The world as we knew is changing at a rapid pace and so is the thinking of many people along with technological advances. Man has left certain odd traditions and customs behind but there are still some areas where there is same old illogical and irrational thinking and beliefs. We take the example of countries in Asia like Pakistan, where still there is gender discrimination between newly born babies.

In Pakistan, many areas are still under-developed and people are not so aware of the technological advances and inventions like Ultrasound. They wait 9 months for the baby to step in this world, and as soon as they know that the baby is a boy they celebrate it and tell the whole town how proud they are. You may ask what happens if there is a girl? Well, they feel shame and disgust. Then the parents usually try to go on reproducing until they get a boy and sometimes for this reason they end up having five to seven daughters and a little boy. During the whole life of daughters they are mistreated and not cared about while the boy remains the center of attention to the whole family. Some parents even go to the extent of giving their daughters to their relatives who are childless, sometimes dropping the baby at other’s homes and sometimes dropping the baby at foster homes like Edhi Welfare.

The areas where there is a little know how about technology; people opt for abortion as soon as they know that it’s a baby girl.
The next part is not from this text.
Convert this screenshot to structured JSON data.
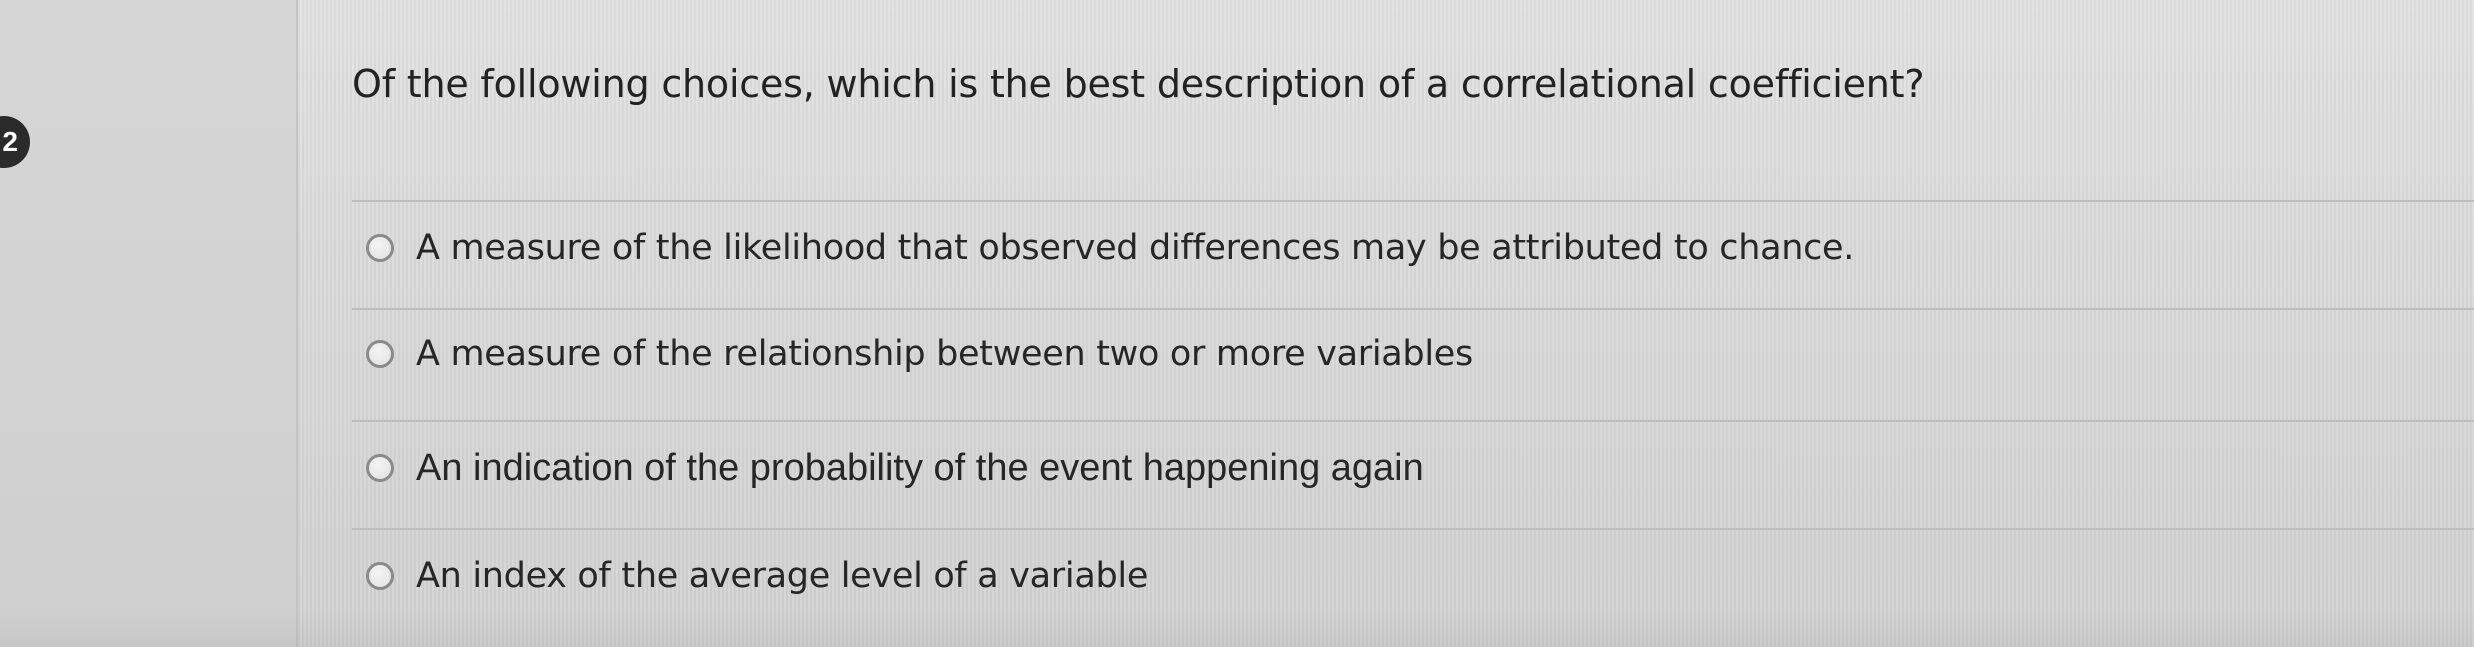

I don’t understand the difference. Its not about Pakistan only, same thing is happening in many other countries. May be it is because of the culture that prevails i.e. the male dominant society, or may be its just that they don’t realize the importance and value of child no matter what gender the baby is. It’s a life and we cannot just end it for the sole reason that it’s a girl. We should love whatever God has created.